[Your task]: Repeat the records below word for word and omit each image.

[Material for this task]:
# # # # # # #

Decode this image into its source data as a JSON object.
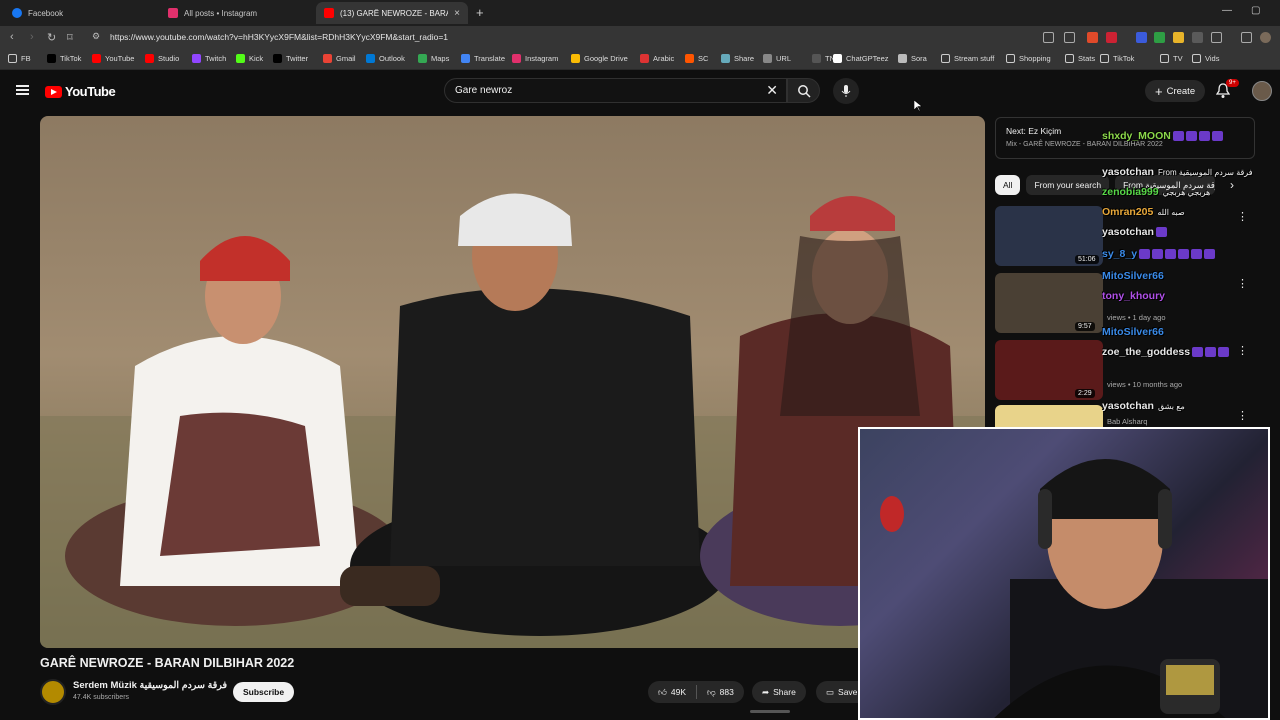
{
  "browser": {
    "tabs": [
      {
        "title": "Facebook",
        "color": "#1877f2"
      },
      {
        "title": "All posts • Instagram",
        "color": "#e1306c"
      },
      {
        "title": "(13) GARÊ NEWROZE - BARAN",
        "color": "#ff0000"
      }
    ],
    "url": "https://www.youtube.com/watch?v=hH3KYycX9FM&list=RDhH3KYycX9FM&start_radio=1",
    "bookmarks": [
      {
        "label": "FB",
        "icon": "folder-icon"
      },
      {
        "label": "TikTok",
        "icon": "tiktok-icon"
      },
      {
        "label": "YouTube",
        "icon": "youtube-icon"
      },
      {
        "label": "Studio",
        "icon": "youtube-icon"
      },
      {
        "label": "Twitch",
        "icon": "twitch-icon"
      },
      {
        "label": "Kick",
        "icon": "kick-icon"
      },
      {
        "label": "Twitter",
        "icon": "x-icon"
      },
      {
        "label": "Gmail",
        "icon": "gmail-icon"
      },
      {
        "label": "Outlook",
        "icon": "outlook-icon"
      },
      {
        "label": "Maps",
        "icon": "maps-icon"
      },
      {
        "label": "Translate",
        "icon": "translate-icon"
      },
      {
        "label": "Instagram",
        "icon": "instagram-icon"
      },
      {
        "label": "Google Drive",
        "icon": "drive-icon"
      },
      {
        "label": "Arabic",
        "icon": "arabic-icon"
      },
      {
        "label": "SC",
        "icon": "sc-icon"
      },
      {
        "label": "Share",
        "icon": "share-icon"
      },
      {
        "label": "URL",
        "icon": "url-icon"
      },
      {
        "label": "TN",
        "icon": "tn-icon"
      },
      {
        "label": "ChatGPTeez",
        "icon": "chatgpt-icon"
      },
      {
        "label": "Sora",
        "icon": "sora-icon"
      },
      {
        "label": "Stream stuff",
        "icon": "folder-icon"
      },
      {
        "label": "Shopping",
        "icon": "folder-icon"
      },
      {
        "label": "Stats",
        "icon": "folder-icon"
      },
      {
        "label": "TikTok",
        "icon": "folder-icon"
      },
      {
        "label": "TV",
        "icon": "folder-icon"
      },
      {
        "label": "Vids",
        "icon": "folder-icon"
      }
    ]
  },
  "youtube": {
    "logo_text": "YouTube",
    "search_query": "Gare newroz",
    "create_label": "Create",
    "notif_badge": "9+",
    "video": {
      "title": "GARÊ NEWROZE - BARAN DILBIHAR 2022",
      "channel": "Serdem Müzik فرقة سردم الموسيقية",
      "subscribers": "47.4K subscribers",
      "subscribe_label": "Subscribe",
      "likes": "49K",
      "dislikes": "883",
      "share_label": "Share",
      "save_label": "Save"
    },
    "up_next": {
      "title": "Next: Ez Kiçim",
      "subtitle": "Mix - GARÊ NEWROZE - BARAN DILBIHAR 2022"
    },
    "chips": [
      "All",
      "From your search",
      "From فرقة سردم الموسيقية"
    ],
    "recommendations": [
      {
        "duration": "51:06",
        "meta": "",
        "thumb_color": "#2a3348"
      },
      {
        "duration": "9:57",
        "meta": "views • 1 day ago",
        "thumb_color": "#4a4034"
      },
      {
        "duration": "2:29",
        "meta": "views • 10 months ago",
        "thumb_color": "#5a1a1a"
      },
      {
        "duration": "",
        "meta": "Bab Alsharq",
        "thumb_color": "#e8d38a"
      }
    ]
  },
  "chat": [
    {
      "user": "shxdy_MOON",
      "color": "#8bd84a",
      "msg": "",
      "emotes": 4
    },
    {
      "user": "yasotchan",
      "color": "#e6e6e6",
      "msg": "From فرقة سردم الموسيقية",
      "emotes": 0
    },
    {
      "user": "zenobia999",
      "color": "#58d848",
      "msg": "هربجي هربجي",
      "emotes": 0
    },
    {
      "user": "Omran205",
      "color": "#e8a83a",
      "msg": "صبه الله",
      "emotes": 0
    },
    {
      "user": "yasotchan",
      "color": "#e6e6e6",
      "msg": "",
      "emotes": 1
    },
    {
      "user": "sy_8_y",
      "color": "#3a8ae8",
      "msg": "",
      "emotes": 6
    },
    {
      "user": "MitoSilver66",
      "color": "#3a8ae8",
      "msg": "",
      "emotes": 0
    },
    {
      "user": "tony_khoury",
      "color": "#b050e8",
      "msg": "",
      "emotes": 0
    },
    {
      "user": "MitoSilver66",
      "color": "#3a8ae8",
      "msg": "",
      "emotes": 0
    },
    {
      "user": "zoe_the_goddess",
      "color": "#e6e6e6",
      "msg": "",
      "emotes": 3
    },
    {
      "user": "yasotchan",
      "color": "#e6e6e6",
      "msg": "مع بشق",
      "emotes": 0
    }
  ]
}
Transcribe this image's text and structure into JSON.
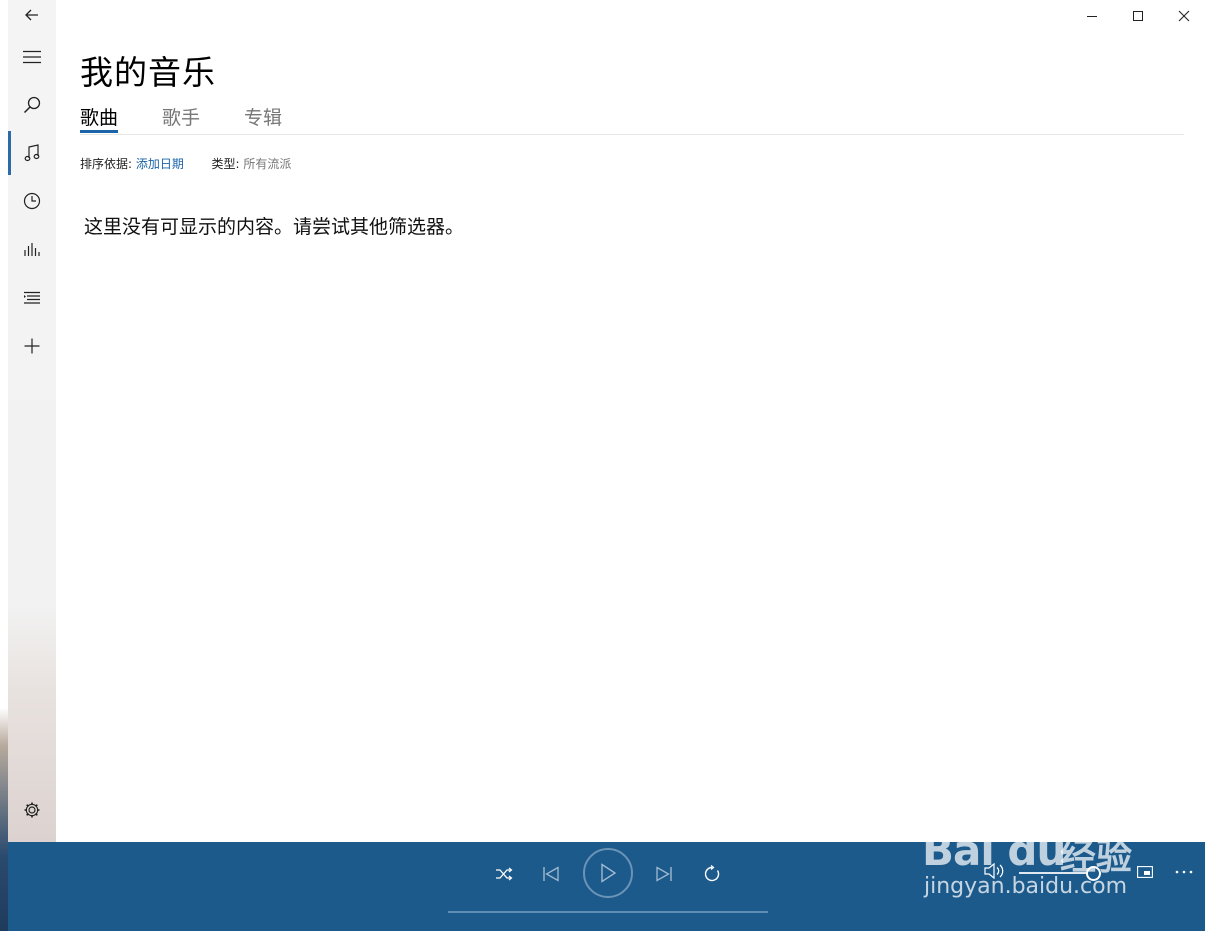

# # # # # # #

[Result of this task]:
Decode this image into its source data as a JSON object.
{
  "browser": {
    "tabs": [
      {
        "title": "Facebook",
        "color": "#1877f2"
      },
      {
        "title": "All posts • Instagram",
        "color": "#e1306c"
      },
      {
        "title": "(13) GARÊ NEWROZE - BARAN",
        "color": "#ff0000"
      }
    ],
    "url": "https://www.youtube.com/watch?v=hH3KYycX9FM&list=RDhH3KYycX9FM&start_radio=1",
    "bookmarks": [
      {
        "label": "FB",
        "icon": "folder-icon"
      },
      {
        "label": "TikTok",
        "icon": "tiktok-icon"
      },
      {
        "label": "YouTube",
        "icon": "youtube-icon"
      },
      {
        "label": "Studio",
        "icon": "youtube-icon"
      },
      {
        "label": "Twitch",
        "icon": "twitch-icon"
      },
      {
        "label": "Kick",
        "icon": "kick-icon"
      },
      {
        "label": "Twitter",
        "icon": "x-icon"
      },
      {
        "label": "Gmail",
        "icon": "gmail-icon"
      },
      {
        "label": "Outlook",
        "icon": "outlook-icon"
      },
      {
        "label": "Maps",
        "icon": "maps-icon"
      },
      {
        "label": "Translate",
        "icon": "translate-icon"
      },
      {
        "label": "Instagram",
        "icon": "instagram-icon"
      },
      {
        "label": "Google Drive",
        "icon": "drive-icon"
      },
      {
        "label": "Arabic",
        "icon": "arabic-icon"
      },
      {
        "label": "SC",
        "icon": "sc-icon"
      },
      {
        "label": "Share",
        "icon": "share-icon"
      },
      {
        "label": "URL",
        "icon": "url-icon"
      },
      {
        "label": "TN",
        "icon": "tn-icon"
      },
      {
        "label": "ChatGPTeez",
        "icon": "chatgpt-icon"
      },
      {
        "label": "Sora",
        "icon": "sora-icon"
      },
      {
        "label": "Stream stuff",
        "icon": "folder-icon"
      },
      {
        "label": "Shopping",
        "icon": "folder-icon"
      },
      {
        "label": "Stats",
        "icon": "folder-icon"
      },
      {
        "label": "TikTok",
        "icon": "folder-icon"
      },
      {
        "label": "TV",
        "icon": "folder-icon"
      },
      {
        "label": "Vids",
        "icon": "folder-icon"
      }
    ]
  },
  "youtube": {
    "logo_text": "YouTube",
    "search_query": "Gare newroz",
    "create_label": "Create",
    "notif_badge": "9+",
    "video": {
      "title": "GARÊ NEWROZE - BARAN DILBIHAR 2022",
      "channel": "Serdem Müzik فرقة سردم الموسيقية",
      "subscribers": "47.4K subscribers",
      "subscribe_label": "Subscribe",
      "likes": "49K",
      "dislikes": "883",
      "share_label": "Share",
      "save_label": "Save"
    },
    "up_next": {
      "title": "Next: Ez Kiçim",
      "subtitle": "Mix - GARÊ NEWROZE - BARAN DILBIHAR 2022"
    },
    "chips": [
      "All",
      "From your search",
      "From فرقة سردم الموسيقية"
    ],
    "recommendations": [
      {
        "duration": "51:06",
        "meta": "",
        "thumb_color": "#2a3348"
      },
      {
        "duration": "9:57",
        "meta": "views • 1 day ago",
        "thumb_color": "#4a4034"
      },
      {
        "duration": "2:29",
        "meta": "views • 10 months ago",
        "thumb_color": "#5a1a1a"
      },
      {
        "duration": "",
        "meta": "Bab Alsharq",
        "thumb_color": "#e8d38a"
      }
    ]
  },
  "chat": [
    {
      "user": "shxdy_MOON",
      "color": "#8bd84a",
      "msg": "",
      "emotes": 4
    },
    {
      "user": "yasotchan",
      "color": "#e6e6e6",
      "msg": "From فرقة سردم الموسيقية",
      "emotes": 0
    },
    {
      "user": "zenobia999",
      "color": "#58d848",
      "msg": "هربجي هربجي",
      "emotes": 0
    },
    {
      "user": "Omran205",
      "color": "#e8a83a",
      "msg": "صبه الله",
      "emotes": 0
    },
    {
      "user": "yasotchan",
      "color": "#e6e6e6",
      "msg": "",
      "emotes": 1
    },
    {
      "user": "sy_8_y",
      "color": "#3a8ae8",
      "msg": "",
      "emotes": 6
    },
    {
      "user": "MitoSilver66",
      "color": "#3a8ae8",
      "msg": "",
      "emotes": 0
    },
    {
      "user": "tony_khoury",
      "color": "#b050e8",
      "msg": "",
      "emotes": 0
    },
    {
      "user": "MitoSilver66",
      "color": "#3a8ae8",
      "msg": "",
      "emotes": 0
    },
    {
      "user": "zoe_the_goddess",
      "color": "#e6e6e6",
      "msg": "",
      "emotes": 3
    },
    {
      "user": "yasotchan",
      "color": "#e6e6e6",
      "msg": "مع بشق",
      "emotes": 0
    }
  ]
}
Transcribe this image's text and structure into JSON.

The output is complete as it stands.